[Extracted entries — start]

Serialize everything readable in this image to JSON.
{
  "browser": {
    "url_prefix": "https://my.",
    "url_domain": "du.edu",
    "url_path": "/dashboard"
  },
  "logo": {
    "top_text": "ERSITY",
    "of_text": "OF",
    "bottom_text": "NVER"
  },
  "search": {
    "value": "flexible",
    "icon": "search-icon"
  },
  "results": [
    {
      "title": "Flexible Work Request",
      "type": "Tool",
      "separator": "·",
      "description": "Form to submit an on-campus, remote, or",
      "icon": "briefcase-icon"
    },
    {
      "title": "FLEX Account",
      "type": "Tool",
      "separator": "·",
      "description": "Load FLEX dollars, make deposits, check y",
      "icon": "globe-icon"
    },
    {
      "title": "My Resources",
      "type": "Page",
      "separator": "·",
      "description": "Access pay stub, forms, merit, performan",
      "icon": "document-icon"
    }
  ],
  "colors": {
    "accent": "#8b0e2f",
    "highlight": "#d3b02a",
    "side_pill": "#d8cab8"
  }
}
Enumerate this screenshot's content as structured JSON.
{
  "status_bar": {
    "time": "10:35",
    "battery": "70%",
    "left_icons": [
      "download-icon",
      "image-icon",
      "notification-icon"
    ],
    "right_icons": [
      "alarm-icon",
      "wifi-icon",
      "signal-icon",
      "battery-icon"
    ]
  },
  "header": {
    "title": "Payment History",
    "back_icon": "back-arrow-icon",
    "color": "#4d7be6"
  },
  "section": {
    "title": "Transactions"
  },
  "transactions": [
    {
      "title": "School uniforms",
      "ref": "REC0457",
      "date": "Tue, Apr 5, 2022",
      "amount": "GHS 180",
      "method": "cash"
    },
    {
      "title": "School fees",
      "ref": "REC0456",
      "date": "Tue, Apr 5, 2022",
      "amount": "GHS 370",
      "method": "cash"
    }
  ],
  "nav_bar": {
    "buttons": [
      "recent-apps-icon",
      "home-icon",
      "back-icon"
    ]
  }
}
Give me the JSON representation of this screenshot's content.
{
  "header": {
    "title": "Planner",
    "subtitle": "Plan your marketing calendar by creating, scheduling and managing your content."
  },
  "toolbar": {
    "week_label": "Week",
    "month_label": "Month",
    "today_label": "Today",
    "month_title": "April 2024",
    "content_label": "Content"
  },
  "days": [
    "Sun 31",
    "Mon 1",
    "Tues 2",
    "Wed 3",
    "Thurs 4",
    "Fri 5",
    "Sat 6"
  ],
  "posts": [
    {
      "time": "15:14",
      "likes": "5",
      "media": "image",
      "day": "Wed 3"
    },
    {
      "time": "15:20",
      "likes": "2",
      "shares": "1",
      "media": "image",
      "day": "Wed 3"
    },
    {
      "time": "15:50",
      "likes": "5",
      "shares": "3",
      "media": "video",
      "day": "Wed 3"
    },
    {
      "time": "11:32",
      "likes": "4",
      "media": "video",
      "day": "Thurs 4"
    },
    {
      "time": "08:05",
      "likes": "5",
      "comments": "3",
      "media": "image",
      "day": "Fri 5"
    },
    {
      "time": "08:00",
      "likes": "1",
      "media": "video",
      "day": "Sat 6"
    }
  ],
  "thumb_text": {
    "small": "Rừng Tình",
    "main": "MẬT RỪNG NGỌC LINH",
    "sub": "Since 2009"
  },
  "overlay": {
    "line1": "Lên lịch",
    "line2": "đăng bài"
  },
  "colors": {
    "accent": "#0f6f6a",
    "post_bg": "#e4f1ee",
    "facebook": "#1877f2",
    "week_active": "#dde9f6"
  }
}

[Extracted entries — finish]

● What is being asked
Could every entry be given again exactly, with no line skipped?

● Response to the exercise
Serialize everything readable in this image to JSON.
{
  "browser": {
    "url_prefix": "https://my.",
    "url_domain": "du.edu",
    "url_path": "/dashboard"
  },
  "logo": {
    "top_text": "ERSITY",
    "of_text": "OF",
    "bottom_text": "NVER"
  },
  "search": {
    "value": "flexible",
    "icon": "search-icon"
  },
  "results": [
    {
      "title": "Flexible Work Request",
      "type": "Tool",
      "separator": "·",
      "description": "Form to submit an on-campus, remote, or",
      "icon": "briefcase-icon"
    },
    {
      "title": "FLEX Account",
      "type": "Tool",
      "separator": "·",
      "description": "Load FLEX dollars, make deposits, check y",
      "icon": "globe-icon"
    },
    {
      "title": "My Resources",
      "type": "Page",
      "separator": "·",
      "description": "Access pay stub, forms, merit, performan",
      "icon": "document-icon"
    }
  ],
  "colors": {
    "accent": "#8b0e2f",
    "highlight": "#d3b02a",
    "side_pill": "#d8cab8"
  }
}
Enumerate this screenshot's content as structured JSON.
{
  "status_bar": {
    "time": "10:35",
    "battery": "70%",
    "left_icons": [
      "download-icon",
      "image-icon",
      "notification-icon"
    ],
    "right_icons": [
      "alarm-icon",
      "wifi-icon",
      "signal-icon",
      "battery-icon"
    ]
  },
  "header": {
    "title": "Payment History",
    "back_icon": "back-arrow-icon",
    "color": "#4d7be6"
  },
  "section": {
    "title": "Transactions"
  },
  "transactions": [
    {
      "title": "School uniforms",
      "ref": "REC0457",
      "date": "Tue, Apr 5, 2022",
      "amount": "GHS 180",
      "method": "cash"
    },
    {
      "title": "School fees",
      "ref": "REC0456",
      "date": "Tue, Apr 5, 2022",
      "amount": "GHS 370",
      "method": "cash"
    }
  ],
  "nav_bar": {
    "buttons": [
      "recent-apps-icon",
      "home-icon",
      "back-icon"
    ]
  }
}
Give me the JSON representation of this screenshot's content.
{
  "header": {
    "title": "Planner",
    "subtitle": "Plan your marketing calendar by creating, scheduling and managing your content."
  },
  "toolbar": {
    "week_label": "Week",
    "month_label": "Month",
    "today_label": "Today",
    "month_title": "April 2024",
    "content_label": "Content"
  },
  "days": [
    "Sun 31",
    "Mon 1",
    "Tues 2",
    "Wed 3",
    "Thurs 4",
    "Fri 5",
    "Sat 6"
  ],
  "posts": [
    {
      "time": "15:14",
      "likes": "5",
      "media": "image",
      "day": "Wed 3"
    },
    {
      "time": "15:20",
      "likes": "2",
      "shares": "1",
      "media": "image",
      "day": "Wed 3"
    },
    {
      "time": "15:50",
      "likes": "5",
      "shares": "3",
      "media": "video",
      "day": "Wed 3"
    },
    {
      "time": "11:32",
      "likes": "4",
      "media": "video",
      "day": "Thurs 4"
    },
    {
      "time": "08:05",
      "likes": "5",
      "comments": "3",
      "media": "image",
      "day": "Fri 5"
    },
    {
      "time": "08:00",
      "likes": "1",
      "media": "video",
      "day": "Sat 6"
    }
  ],
  "thumb_text": {
    "small": "Rừng Tình",
    "main": "MẬT RỪNG NGỌC LINH",
    "sub": "Since 2009"
  },
  "overlay": {
    "line1": "Lên lịch",
    "line2": "đăng bài"
  },
  "colors": {
    "accent": "#0f6f6a",
    "post_bg": "#e4f1ee",
    "facebook": "#1877f2",
    "week_active": "#dde9f6"
  }
}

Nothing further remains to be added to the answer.